I had been looking forward to the Heber Valley Circuit race all summer.
It was a chance to race on familiar roads, a chance for my family to come watch me race for the first time, and a chance to prove to myself I could keep up with the fast guys.
To be fair, it was a tough race.
The course was an 8 mile loop with a long flat fast section down 1200 S. and a rolling climbing section gaining 450 vertical feet on the Lake Creek road.
The Cat 3/4 racers would do this circuit 8 times.
With over 60 miles, 3,500 ft. of climbing and the repetitiveness of a circuit I had signed up knowing it would take a tremendous effort to even finish, let alone be competitive amongst stronger and more experienced cyclists.
I had figured two days would be enough time to recover from our 90 mile "Tour de Reservoir" adventure, but even as I was warming up the morning of the race, I could tell my legs weren't 100% that day.
I knew I was in for a rough race, but I was still confident I could hang in there.
It didn't start out too bad.
No, at first it was fun.

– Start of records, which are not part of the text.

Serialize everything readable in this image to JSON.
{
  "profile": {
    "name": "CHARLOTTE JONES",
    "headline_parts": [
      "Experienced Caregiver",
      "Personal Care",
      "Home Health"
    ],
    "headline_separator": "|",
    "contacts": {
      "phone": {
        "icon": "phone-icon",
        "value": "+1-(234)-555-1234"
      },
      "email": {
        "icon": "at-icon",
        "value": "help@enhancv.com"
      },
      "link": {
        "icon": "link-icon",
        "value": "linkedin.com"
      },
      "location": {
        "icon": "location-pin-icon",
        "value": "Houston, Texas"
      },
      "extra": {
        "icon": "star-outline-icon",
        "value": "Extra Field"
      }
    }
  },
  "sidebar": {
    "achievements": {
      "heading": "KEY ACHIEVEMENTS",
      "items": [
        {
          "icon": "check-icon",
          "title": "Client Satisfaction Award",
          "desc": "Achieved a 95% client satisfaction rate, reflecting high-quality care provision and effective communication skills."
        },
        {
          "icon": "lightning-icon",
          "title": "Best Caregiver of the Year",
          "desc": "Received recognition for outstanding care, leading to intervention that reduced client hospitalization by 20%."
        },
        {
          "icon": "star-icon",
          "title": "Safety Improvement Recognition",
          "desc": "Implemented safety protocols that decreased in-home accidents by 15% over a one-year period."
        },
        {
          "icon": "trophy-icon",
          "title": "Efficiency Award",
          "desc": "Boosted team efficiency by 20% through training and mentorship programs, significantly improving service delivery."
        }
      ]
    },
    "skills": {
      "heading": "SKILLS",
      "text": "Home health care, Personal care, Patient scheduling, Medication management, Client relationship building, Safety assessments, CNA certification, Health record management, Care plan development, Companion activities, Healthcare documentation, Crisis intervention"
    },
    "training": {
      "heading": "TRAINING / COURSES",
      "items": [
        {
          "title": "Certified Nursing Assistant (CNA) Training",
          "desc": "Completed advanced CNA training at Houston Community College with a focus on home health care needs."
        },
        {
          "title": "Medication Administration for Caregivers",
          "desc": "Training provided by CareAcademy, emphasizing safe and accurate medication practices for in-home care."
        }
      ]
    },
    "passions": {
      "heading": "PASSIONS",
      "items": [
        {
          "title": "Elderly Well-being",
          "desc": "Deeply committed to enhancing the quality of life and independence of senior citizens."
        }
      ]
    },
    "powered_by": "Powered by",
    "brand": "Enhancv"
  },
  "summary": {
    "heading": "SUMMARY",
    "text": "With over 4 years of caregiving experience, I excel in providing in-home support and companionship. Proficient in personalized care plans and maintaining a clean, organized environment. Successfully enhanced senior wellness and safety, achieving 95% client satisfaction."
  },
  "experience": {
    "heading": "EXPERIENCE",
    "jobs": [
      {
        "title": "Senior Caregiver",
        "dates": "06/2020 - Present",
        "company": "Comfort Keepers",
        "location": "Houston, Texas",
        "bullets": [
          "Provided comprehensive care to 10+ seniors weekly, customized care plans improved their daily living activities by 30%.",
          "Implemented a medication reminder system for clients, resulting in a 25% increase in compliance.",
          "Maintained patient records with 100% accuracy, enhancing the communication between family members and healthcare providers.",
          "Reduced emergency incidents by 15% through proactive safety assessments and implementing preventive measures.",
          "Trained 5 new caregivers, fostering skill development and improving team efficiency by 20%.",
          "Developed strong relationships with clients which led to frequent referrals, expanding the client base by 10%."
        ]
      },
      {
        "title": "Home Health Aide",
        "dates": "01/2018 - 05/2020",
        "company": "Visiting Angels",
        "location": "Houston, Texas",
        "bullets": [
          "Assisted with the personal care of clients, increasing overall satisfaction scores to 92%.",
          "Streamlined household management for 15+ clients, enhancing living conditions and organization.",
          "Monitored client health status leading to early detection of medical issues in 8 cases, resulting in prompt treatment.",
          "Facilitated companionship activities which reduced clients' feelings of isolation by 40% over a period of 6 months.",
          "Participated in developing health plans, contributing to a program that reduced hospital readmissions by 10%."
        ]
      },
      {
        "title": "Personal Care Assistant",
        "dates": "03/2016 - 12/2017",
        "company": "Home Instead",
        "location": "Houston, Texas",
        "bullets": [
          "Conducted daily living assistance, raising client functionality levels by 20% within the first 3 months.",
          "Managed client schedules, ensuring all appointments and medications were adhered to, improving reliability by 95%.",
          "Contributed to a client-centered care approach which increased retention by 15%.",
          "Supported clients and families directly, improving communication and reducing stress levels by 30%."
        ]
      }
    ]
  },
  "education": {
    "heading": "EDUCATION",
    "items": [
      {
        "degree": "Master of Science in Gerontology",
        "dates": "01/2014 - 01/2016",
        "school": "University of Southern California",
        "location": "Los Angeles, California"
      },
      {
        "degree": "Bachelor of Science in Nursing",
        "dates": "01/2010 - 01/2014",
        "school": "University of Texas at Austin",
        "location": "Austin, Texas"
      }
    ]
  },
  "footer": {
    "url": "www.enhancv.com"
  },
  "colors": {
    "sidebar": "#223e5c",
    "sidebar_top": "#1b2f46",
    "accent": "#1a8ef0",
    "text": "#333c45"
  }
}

We were cruising! In a pack of 35 racers, we were topping speeds over 40mph on the long gradual downhill section, and cruising over the climbing sections a much higher pace than I'd ever done those same roads before.
"I've probably biked too much this week," I thought to myself as I struggled to keep up with a nasty acceleration during the 3rd time past Lindsay Hill.
It was the beginning of the end.
The 4th lap wasn't so bad and gave me a chance to recover.
The 5th lap was a mess.
Race officials attempted to neutralize the 3/4 race to allow the faster pro racers to leapfrog us. The major issue was that we were on the fast downhill section, and stringing out the 30+ member peloton to single file at 30mph was tough job.
What resulted was a energy draining bungee cord of a peloton that what from 30+mph to under 20mph multiple times with total confusion on whether we were allowed back to racing or were still neutralized.
Several times racers banged into one another with brakes squealing and tire skidding.
Poorly positioned at the back, where the elastic band effect is the worst, I fell victim to the sketchy braking, skidding and then accelerating several times.
It was very stressful and tiring, but I stayed rubber side down and made it through unharmed.
The second group of pros past and it was back to racing for the 5th time up the climb, and my body started to break down.
Hovering at the back of the peloton, I was suffering like mad and still slipping back from the group.
With help from Tom from the SaltCycle-Intelitechs team, I made it back on the heels of the peloton just in time for the last section of 2.5% grade to the turn.
Digging deeper and deeper, I began to fall off the back again.
My vision was blurry, my heart rate was racing and I felt my legs fill with lactic acid. My legs began to feel heavier and heavier and good pedaling form went out the window.
I was giving everything I had to keep the group within reach, but with 100 meters to the end I was finished.
I tried to chase back after the turn, but it was a hopeless endeavor.
For the climbing section of lap 6, I was a pathetic mess and could barely muster 8mph up Lindsay hill.
By the time I made it to the finish line for the start of lap 7 I was far behind and doing two more laps seemed stupid, so I dropped out.
It was horrendously disappointing to have only survived a mere 40 miles of a 60 mile race. These guys were much stronger than me and I had no business trying to race with them that day.
It sucked to get lit up like that.
|A defeated smile after dropping out. And that's my little brother Joseph with the excellent photo-bomb.|
"Could I have dug deeper? Why did I do so much the week before? Why did I think I could compete with these guys? Why am I not faster? Why do I even bother?" and most importantly, "How can I get better?"
Obviously not finishing that race has really bothered me, and I want to train better and smarter so it doesn't happen again.
This week will be an easy week, as after 3 heavy weeks it seems to be the best thing in order to be ready for the Ultimate Challenge in two weeks.
Although I'll be taking some time off the bike, I won't be taking time off from training.
It's my goal this week to reexamine my training and nutrition in its entirety, and design a new and more focused plan for the next 6 weeks heading into LOTOJA. After that, I'll set my sights on what needs to be accomplished before spring races in 2014, as its become apparent that I need to work much harder if I want to belong at those races.
Failure sucks, but it may be the motivation I need right now.